◆ EXERCISE DETAILS ◆
Before you finish, make sure each line of the records has been retyped exactly.

───── DATA ─────

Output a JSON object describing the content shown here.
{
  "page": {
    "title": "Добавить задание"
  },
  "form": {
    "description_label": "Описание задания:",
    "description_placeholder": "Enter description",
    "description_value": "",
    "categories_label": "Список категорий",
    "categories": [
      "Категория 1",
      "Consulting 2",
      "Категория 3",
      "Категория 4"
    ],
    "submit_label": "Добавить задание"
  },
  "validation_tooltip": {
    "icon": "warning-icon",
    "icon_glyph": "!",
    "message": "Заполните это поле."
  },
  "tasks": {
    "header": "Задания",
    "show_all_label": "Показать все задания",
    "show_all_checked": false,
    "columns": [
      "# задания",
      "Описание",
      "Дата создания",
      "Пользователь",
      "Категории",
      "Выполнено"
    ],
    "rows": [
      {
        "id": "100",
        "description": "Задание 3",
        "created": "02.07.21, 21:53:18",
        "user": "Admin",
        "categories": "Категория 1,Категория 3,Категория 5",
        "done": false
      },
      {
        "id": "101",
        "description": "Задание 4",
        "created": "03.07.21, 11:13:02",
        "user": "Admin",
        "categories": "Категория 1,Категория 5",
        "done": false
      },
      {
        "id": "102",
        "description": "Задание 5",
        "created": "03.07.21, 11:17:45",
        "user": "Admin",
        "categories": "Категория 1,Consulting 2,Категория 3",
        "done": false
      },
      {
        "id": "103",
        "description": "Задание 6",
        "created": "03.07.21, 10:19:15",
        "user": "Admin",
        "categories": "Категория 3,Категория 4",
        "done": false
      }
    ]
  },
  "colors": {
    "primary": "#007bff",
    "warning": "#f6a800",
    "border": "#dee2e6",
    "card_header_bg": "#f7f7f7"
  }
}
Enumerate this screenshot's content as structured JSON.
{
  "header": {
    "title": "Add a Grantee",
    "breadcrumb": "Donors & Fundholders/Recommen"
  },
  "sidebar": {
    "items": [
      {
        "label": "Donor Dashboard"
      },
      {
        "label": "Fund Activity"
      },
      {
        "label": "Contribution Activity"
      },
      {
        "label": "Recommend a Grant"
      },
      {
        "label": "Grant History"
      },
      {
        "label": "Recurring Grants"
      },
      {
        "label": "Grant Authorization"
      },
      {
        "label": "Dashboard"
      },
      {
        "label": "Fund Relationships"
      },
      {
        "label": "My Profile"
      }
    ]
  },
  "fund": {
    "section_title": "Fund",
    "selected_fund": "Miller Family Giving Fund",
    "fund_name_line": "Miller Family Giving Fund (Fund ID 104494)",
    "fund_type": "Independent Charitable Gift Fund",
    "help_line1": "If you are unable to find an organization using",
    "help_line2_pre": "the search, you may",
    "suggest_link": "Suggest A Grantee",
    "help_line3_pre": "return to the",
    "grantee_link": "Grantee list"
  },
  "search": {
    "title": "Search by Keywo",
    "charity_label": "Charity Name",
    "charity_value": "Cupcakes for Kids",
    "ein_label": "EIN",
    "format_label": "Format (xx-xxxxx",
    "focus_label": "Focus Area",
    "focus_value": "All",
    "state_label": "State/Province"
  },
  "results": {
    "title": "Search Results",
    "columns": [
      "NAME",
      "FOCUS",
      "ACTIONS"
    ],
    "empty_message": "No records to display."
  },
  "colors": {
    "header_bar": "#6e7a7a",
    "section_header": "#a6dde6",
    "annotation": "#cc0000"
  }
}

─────

◆ ANSWER FOR THIS EXERCISE ◆
Output a JSON object describing the content shown here.
{
  "page": {
    "title": "Добавить задание"
  },
  "form": {
    "description_label": "Описание задания:",
    "description_placeholder": "Enter description",
    "description_value": "",
    "categories_label": "Список категорий",
    "categories": [
      "Категория 1",
      "Consulting 2",
      "Категория 3",
      "Категория 4"
    ],
    "submit_label": "Добавить задание"
  },
  "validation_tooltip": {
    "icon": "warning-icon",
    "icon_glyph": "!",
    "message": "Заполните это поле."
  },
  "tasks": {
    "header": "Задания",
    "show_all_label": "Показать все задания",
    "show_all_checked": false,
    "columns": [
      "# задания",
      "Описание",
      "Дата создания",
      "Пользователь",
      "Категории",
      "Выполнено"
    ],
    "rows": [
      {
        "id": "100",
        "description": "Задание 3",
        "created": "02.07.21, 21:53:18",
        "user": "Admin",
        "categories": "Категория 1,Категория 3,Категория 5",
        "done": false
      },
      {
        "id": "101",
        "description": "Задание 4",
        "created": "03.07.21, 11:13:02",
        "user": "Admin",
        "categories": "Категория 1,Категория 5",
        "done": false
      },
      {
        "id": "102",
        "description": "Задание 5",
        "created": "03.07.21, 11:17:45",
        "user": "Admin",
        "categories": "Категория 1,Consulting 2,Категория 3",
        "done": false
      },
      {
        "id": "103",
        "description": "Задание 6",
        "created": "03.07.21, 10:19:15",
        "user": "Admin",
        "categories": "Категория 3,Категория 4",
        "done": false
      }
    ]
  },
  "colors": {
    "primary": "#007bff",
    "warning": "#f6a800",
    "border": "#dee2e6",
    "card_header_bg": "#f7f7f7"
  }
}
Enumerate this screenshot's content as structured JSON.
{
  "header": {
    "title": "Add a Grantee",
    "breadcrumb": "Donors & Fundholders/Recommen"
  },
  "sidebar": {
    "items": [
      {
        "label": "Donor Dashboard"
      },
      {
        "label": "Fund Activity"
      },
      {
        "label": "Contribution Activity"
      },
      {
        "label": "Recommend a Grant"
      },
      {
        "label": "Grant History"
      },
      {
        "label": "Recurring Grants"
      },
      {
        "label": "Grant Authorization"
      },
      {
        "label": "Dashboard"
      },
      {
        "label": "Fund Relationships"
      },
      {
        "label": "My Profile"
      }
    ]
  },
  "fund": {
    "section_title": "Fund",
    "selected_fund": "Miller Family Giving Fund",
    "fund_name_line": "Miller Family Giving Fund (Fund ID 104494)",
    "fund_type": "Independent Charitable Gift Fund",
    "help_line1": "If you are unable to find an organization using",
    "help_line2_pre": "the search, you may",
    "suggest_link": "Suggest A Grantee",
    "help_line3_pre": "return to the",
    "grantee_link": "Grantee list"
  },
  "search": {
    "title": "Search by Keywo",
    "charity_label": "Charity Name",
    "charity_value": "Cupcakes for Kids",
    "ein_label": "EIN",
    "format_label": "Format (xx-xxxxx",
    "focus_label": "Focus Area",
    "focus_value": "All",
    "state_label": "State/Province"
  },
  "results": {
    "title": "Search Results",
    "columns": [
      "NAME",
      "FOCUS",
      "ACTIONS"
    ],
    "empty_message": "No records to display."
  },
  "colors": {
    "header_bar": "#6e7a7a",
    "section_header": "#a6dde6",
    "annotation": "#cc0000"
  }
}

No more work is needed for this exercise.